Problem statement >> Could you return each entry below exactly as written, minus any pictures?

Provided records >>

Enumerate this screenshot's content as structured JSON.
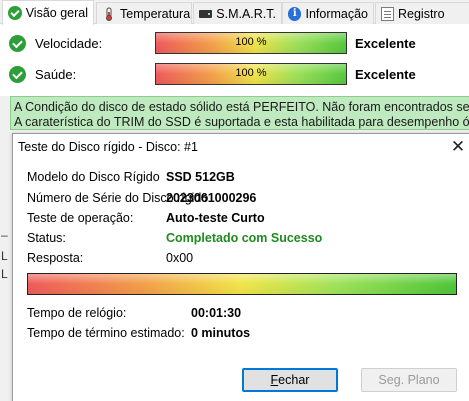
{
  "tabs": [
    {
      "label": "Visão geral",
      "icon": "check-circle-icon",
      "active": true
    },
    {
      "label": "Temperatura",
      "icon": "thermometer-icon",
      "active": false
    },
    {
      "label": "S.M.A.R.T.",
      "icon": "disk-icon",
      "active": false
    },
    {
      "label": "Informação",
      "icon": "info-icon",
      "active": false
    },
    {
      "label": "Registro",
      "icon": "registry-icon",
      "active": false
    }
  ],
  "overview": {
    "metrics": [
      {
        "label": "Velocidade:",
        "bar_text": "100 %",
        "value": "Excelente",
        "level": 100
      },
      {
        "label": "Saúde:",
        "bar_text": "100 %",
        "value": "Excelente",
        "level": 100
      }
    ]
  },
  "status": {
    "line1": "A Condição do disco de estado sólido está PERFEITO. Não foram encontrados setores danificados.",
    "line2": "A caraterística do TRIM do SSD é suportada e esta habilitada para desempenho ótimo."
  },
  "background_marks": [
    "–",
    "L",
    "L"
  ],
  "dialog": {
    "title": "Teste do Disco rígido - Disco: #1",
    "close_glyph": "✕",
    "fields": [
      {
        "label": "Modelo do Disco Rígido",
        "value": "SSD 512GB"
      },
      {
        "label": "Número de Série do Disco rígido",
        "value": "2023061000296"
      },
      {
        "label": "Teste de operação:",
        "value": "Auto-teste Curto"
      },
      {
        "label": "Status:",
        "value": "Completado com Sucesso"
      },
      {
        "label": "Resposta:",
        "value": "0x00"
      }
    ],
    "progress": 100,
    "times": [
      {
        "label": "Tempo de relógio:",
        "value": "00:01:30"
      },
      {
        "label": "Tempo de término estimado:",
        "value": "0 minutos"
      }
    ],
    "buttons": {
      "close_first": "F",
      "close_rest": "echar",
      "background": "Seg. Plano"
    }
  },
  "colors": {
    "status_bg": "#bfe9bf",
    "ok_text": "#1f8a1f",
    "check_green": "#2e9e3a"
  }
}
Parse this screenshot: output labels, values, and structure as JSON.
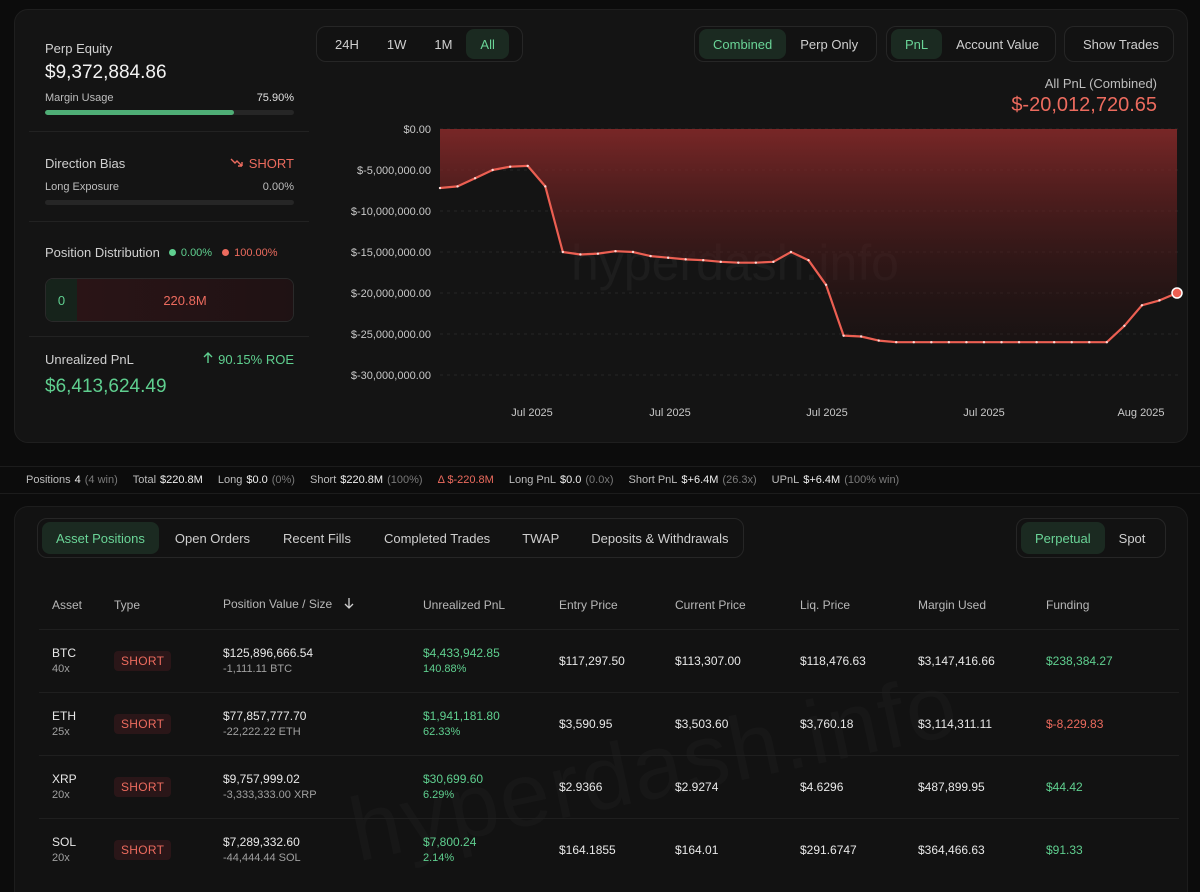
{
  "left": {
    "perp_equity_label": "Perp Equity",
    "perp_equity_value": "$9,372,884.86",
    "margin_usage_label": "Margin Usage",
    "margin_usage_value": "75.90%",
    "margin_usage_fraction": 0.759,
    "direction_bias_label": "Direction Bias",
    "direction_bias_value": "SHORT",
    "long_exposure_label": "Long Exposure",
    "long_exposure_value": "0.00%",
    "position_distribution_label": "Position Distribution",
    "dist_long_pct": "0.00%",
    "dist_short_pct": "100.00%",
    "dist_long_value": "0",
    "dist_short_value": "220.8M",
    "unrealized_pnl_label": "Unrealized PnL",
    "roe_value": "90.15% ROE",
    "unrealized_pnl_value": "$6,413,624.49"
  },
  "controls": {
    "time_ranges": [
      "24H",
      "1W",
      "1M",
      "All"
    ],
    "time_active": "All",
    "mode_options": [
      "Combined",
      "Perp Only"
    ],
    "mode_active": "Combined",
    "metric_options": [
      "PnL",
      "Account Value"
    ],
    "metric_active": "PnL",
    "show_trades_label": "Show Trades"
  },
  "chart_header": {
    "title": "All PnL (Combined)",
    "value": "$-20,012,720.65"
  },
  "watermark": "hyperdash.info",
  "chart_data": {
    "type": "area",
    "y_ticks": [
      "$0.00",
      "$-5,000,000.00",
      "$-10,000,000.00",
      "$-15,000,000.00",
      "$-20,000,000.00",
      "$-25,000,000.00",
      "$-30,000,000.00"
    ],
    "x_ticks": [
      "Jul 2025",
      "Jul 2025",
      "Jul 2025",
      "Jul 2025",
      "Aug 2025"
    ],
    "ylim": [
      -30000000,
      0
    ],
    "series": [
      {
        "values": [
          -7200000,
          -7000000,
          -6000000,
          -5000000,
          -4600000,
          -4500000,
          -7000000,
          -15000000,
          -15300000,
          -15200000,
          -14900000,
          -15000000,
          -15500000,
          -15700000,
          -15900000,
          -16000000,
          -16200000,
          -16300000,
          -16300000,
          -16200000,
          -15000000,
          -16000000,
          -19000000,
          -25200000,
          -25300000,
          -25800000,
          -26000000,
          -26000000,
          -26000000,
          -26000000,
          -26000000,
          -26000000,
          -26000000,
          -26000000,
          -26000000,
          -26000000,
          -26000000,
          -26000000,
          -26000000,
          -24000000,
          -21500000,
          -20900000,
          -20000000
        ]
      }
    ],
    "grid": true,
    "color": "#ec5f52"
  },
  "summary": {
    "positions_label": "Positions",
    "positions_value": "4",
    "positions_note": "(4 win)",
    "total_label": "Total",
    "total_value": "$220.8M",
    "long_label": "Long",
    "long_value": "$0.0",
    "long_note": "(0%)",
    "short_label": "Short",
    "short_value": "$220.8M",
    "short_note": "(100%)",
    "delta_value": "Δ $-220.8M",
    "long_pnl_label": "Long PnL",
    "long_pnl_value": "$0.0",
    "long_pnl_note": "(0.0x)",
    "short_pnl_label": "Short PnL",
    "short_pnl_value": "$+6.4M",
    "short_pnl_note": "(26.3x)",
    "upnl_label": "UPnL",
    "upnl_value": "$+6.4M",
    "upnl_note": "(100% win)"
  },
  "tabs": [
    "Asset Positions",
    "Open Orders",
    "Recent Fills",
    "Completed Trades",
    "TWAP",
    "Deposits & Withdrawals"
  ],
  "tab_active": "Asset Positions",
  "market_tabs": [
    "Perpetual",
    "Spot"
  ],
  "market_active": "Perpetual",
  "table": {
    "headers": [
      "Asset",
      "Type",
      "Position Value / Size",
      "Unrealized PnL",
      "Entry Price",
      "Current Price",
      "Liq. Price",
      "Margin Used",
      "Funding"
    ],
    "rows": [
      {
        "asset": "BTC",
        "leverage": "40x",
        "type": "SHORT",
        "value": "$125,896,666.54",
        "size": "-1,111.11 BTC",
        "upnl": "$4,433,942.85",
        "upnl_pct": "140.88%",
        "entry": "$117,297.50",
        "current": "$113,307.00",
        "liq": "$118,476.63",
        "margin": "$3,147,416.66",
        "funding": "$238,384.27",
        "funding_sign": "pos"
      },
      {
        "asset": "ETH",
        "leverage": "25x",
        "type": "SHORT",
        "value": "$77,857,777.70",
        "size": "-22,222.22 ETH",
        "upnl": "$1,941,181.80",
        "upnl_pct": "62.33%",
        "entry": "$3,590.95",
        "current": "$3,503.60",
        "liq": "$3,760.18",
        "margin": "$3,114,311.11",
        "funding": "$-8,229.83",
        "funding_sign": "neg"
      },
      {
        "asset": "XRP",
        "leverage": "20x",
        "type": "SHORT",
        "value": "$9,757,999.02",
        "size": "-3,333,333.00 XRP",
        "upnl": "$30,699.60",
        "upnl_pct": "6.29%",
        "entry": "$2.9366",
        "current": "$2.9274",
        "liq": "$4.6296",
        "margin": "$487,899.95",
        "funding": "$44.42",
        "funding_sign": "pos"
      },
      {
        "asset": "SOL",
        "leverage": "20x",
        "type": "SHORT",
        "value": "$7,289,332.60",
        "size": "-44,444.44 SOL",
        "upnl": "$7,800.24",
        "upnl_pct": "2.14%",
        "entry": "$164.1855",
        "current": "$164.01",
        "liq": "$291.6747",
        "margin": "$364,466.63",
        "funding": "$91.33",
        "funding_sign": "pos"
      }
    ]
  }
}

Result >>
Enumerate this screenshot's content as structured JSON.
{
  "tabs": [
    {
      "label": "Visão geral",
      "icon": "check-circle-icon",
      "active": true
    },
    {
      "label": "Temperatura",
      "icon": "thermometer-icon",
      "active": false
    },
    {
      "label": "S.M.A.R.T.",
      "icon": "disk-icon",
      "active": false
    },
    {
      "label": "Informação",
      "icon": "info-icon",
      "active": false
    },
    {
      "label": "Registro",
      "icon": "registry-icon",
      "active": false
    }
  ],
  "overview": {
    "metrics": [
      {
        "label": "Velocidade:",
        "bar_text": "100 %",
        "value": "Excelente",
        "level": 100
      },
      {
        "label": "Saúde:",
        "bar_text": "100 %",
        "value": "Excelente",
        "level": 100
      }
    ]
  },
  "status": {
    "line1": "A Condição do disco de estado sólido está PERFEITO. Não foram encontrados setores danificados.",
    "line2": "A caraterística do TRIM do SSD é suportada e esta habilitada para desempenho ótimo."
  },
  "background_marks": [
    "–",
    "L",
    "L"
  ],
  "dialog": {
    "title": "Teste do Disco rígido - Disco: #1",
    "close_glyph": "✕",
    "fields": [
      {
        "label": "Modelo do Disco Rígido",
        "value": "SSD 512GB"
      },
      {
        "label": "Número de Série do Disco rígido",
        "value": "2023061000296"
      },
      {
        "label": "Teste de operação:",
        "value": "Auto-teste Curto"
      },
      {
        "label": "Status:",
        "value": "Completado com Sucesso"
      },
      {
        "label": "Resposta:",
        "value": "0x00"
      }
    ],
    "progress": 100,
    "times": [
      {
        "label": "Tempo de relógio:",
        "value": "00:01:30"
      },
      {
        "label": "Tempo de término estimado:",
        "value": "0 minutos"
      }
    ],
    "buttons": {
      "close_first": "F",
      "close_rest": "echar",
      "background": "Seg. Plano"
    }
  },
  "colors": {
    "status_bg": "#bfe9bf",
    "ok_text": "#1f8a1f",
    "check_green": "#2e9e3a"
  }
}
Parse this screenshot: output labels, values, and structure as JSON.
{
  "left": {
    "perp_equity_label": "Perp Equity",
    "perp_equity_value": "$9,372,884.86",
    "margin_usage_label": "Margin Usage",
    "margin_usage_value": "75.90%",
    "margin_usage_fraction": 0.759,
    "direction_bias_label": "Direction Bias",
    "direction_bias_value": "SHORT",
    "long_exposure_label": "Long Exposure",
    "long_exposure_value": "0.00%",
    "position_distribution_label": "Position Distribution",
    "dist_long_pct": "0.00%",
    "dist_short_pct": "100.00%",
    "dist_long_value": "0",
    "dist_short_value": "220.8M",
    "unrealized_pnl_label": "Unrealized PnL",
    "roe_value": "90.15% ROE",
    "unrealized_pnl_value": "$6,413,624.49"
  },
  "controls": {
    "time_ranges": [
      "24H",
      "1W",
      "1M",
      "All"
    ],
    "time_active": "All",
    "mode_options": [
      "Combined",
      "Perp Only"
    ],
    "mode_active": "Combined",
    "metric_options": [
      "PnL",
      "Account Value"
    ],
    "metric_active": "PnL",
    "show_trades_label": "Show Trades"
  },
  "chart_header": {
    "title": "All PnL (Combined)",
    "value": "$-20,012,720.65"
  },
  "watermark": "hyperdash.info",
  "chart_data": {
    "type": "area",
    "y_ticks": [
      "$0.00",
      "$-5,000,000.00",
      "$-10,000,000.00",
      "$-15,000,000.00",
      "$-20,000,000.00",
      "$-25,000,000.00",
      "$-30,000,000.00"
    ],
    "x_ticks": [
      "Jul 2025",
      "Jul 2025",
      "Jul 2025",
      "Jul 2025",
      "Aug 2025"
    ],
    "ylim": [
      -30000000,
      0
    ],
    "series": [
      {
        "values": [
          -7200000,
          -7000000,
          -6000000,
          -5000000,
          -4600000,
          -4500000,
          -7000000,
          -15000000,
          -15300000,
          -15200000,
          -14900000,
          -15000000,
          -15500000,
          -15700000,
          -15900000,
          -16000000,
          -16200000,
          -16300000,
          -16300000,
          -16200000,
          -15000000,
          -16000000,
          -19000000,
          -25200000,
          -25300000,
          -25800000,
          -26000000,
          -26000000,
          -26000000,
          -26000000,
          -26000000,
          -26000000,
          -26000000,
          -26000000,
          -26000000,
          -26000000,
          -26000000,
          -26000000,
          -26000000,
          -24000000,
          -21500000,
          -20900000,
          -20000000
        ]
      }
    ],
    "grid": true,
    "color": "#ec5f52"
  },
  "summary": {
    "positions_label": "Positions",
    "positions_value": "4",
    "positions_note": "(4 win)",
    "total_label": "Total",
    "total_value": "$220.8M",
    "long_label": "Long",
    "long_value": "$0.0",
    "long_note": "(0%)",
    "short_label": "Short",
    "short_value": "$220.8M",
    "short_note": "(100%)",
    "delta_value": "Δ $-220.8M",
    "long_pnl_label": "Long PnL",
    "long_pnl_value": "$0.0",
    "long_pnl_note": "(0.0x)",
    "short_pnl_label": "Short PnL",
    "short_pnl_value": "$+6.4M",
    "short_pnl_note": "(26.3x)",
    "upnl_label": "UPnL",
    "upnl_value": "$+6.4M",
    "upnl_note": "(100% win)"
  },
  "tabs": [
    "Asset Positions",
    "Open Orders",
    "Recent Fills",
    "Completed Trades",
    "TWAP",
    "Deposits & Withdrawals"
  ],
  "tab_active": "Asset Positions",
  "market_tabs": [
    "Perpetual",
    "Spot"
  ],
  "market_active": "Perpetual",
  "table": {
    "headers": [
      "Asset",
      "Type",
      "Position Value / Size",
      "Unrealized PnL",
      "Entry Price",
      "Current Price",
      "Liq. Price",
      "Margin Used",
      "Funding"
    ],
    "rows": [
      {
        "asset": "BTC",
        "leverage": "40x",
        "type": "SHORT",
        "value": "$125,896,666.54",
        "size": "-1,111.11 BTC",
        "upnl": "$4,433,942.85",
        "upnl_pct": "140.88%",
        "entry": "$117,297.50",
        "current": "$113,307.00",
        "liq": "$118,476.63",
        "margin": "$3,147,416.66",
        "funding": "$238,384.27",
        "funding_sign": "pos"
      },
      {
        "asset": "ETH",
        "leverage": "25x",
        "type": "SHORT",
        "value": "$77,857,777.70",
        "size": "-22,222.22 ETH",
        "upnl": "$1,941,181.80",
        "upnl_pct": "62.33%",
        "entry": "$3,590.95",
        "current": "$3,503.60",
        "liq": "$3,760.18",
        "margin": "$3,114,311.11",
        "funding": "$-8,229.83",
        "funding_sign": "neg"
      },
      {
        "asset": "XRP",
        "leverage": "20x",
        "type": "SHORT",
        "value": "$9,757,999.02",
        "size": "-3,333,333.00 XRP",
        "upnl": "$30,699.60",
        "upnl_pct": "6.29%",
        "entry": "$2.9366",
        "current": "$2.9274",
        "liq": "$4.6296",
        "margin": "$487,899.95",
        "funding": "$44.42",
        "funding_sign": "pos"
      },
      {
        "asset": "SOL",
        "leverage": "20x",
        "type": "SHORT",
        "value": "$7,289,332.60",
        "size": "-44,444.44 SOL",
        "upnl": "$7,800.24",
        "upnl_pct": "2.14%",
        "entry": "$164.1855",
        "current": "$164.01",
        "liq": "$291.6747",
        "margin": "$364,466.63",
        "funding": "$91.33",
        "funding_sign": "pos"
      }
    ]
  }
}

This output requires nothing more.